On the surface, growth in production may give investors the idea that shareholder value is being created, however, a deeper dive could suggest that the company is just trying to get its head above water and pay its debt obligations. The management is not to blame here; they're one of the best in the industry. It's the nature of any commodity-based business that's capital-intensive: you are held captive by the price of the commodity. The good times can be fantastic while the bad times can put you out of business, if you're not a low-cost provider or unable to rein in spending.
Despite acquiring incredible acreage for production over the past five years, I would argue that Pioneer has created little to no long-term value for shareholders when all appropriate costs are included (despite the share price increase over the years). At the very least, I'd be cautious assuming value or rhetoric that the company advertises. There could be more to the story than the company would like to admit.

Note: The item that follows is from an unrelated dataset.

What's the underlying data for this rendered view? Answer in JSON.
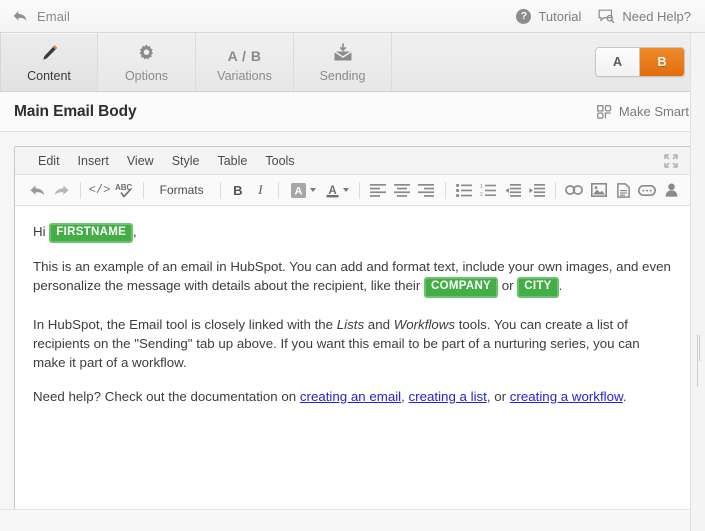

Earlier this year, the company issued 12 million new shares at $117 to fund production increases. Certainly not a bad move to raise cash in this environment, but to use them for production increases in an environment of depressed oil and gas prices leaves me scratching my head a little. It doesn't take away from the concerns we mentioned above and whether they will be alleviated anytime soon. EV/EBITDA of 23 for an unprofitable company? When, if ever, will the company generate owner earnings or free cash flow? I think I'll pass.
Disclosure: I/we have no positions in any stocks mentioned, and no plans to initiate any positions within the next 72 hours.
I wrote this article myself, and it expresses my own opinions. I am not receiving compensation for it (other than from Seeking Alpha). I have no business relationship with any company whose stock is mentioned in this article.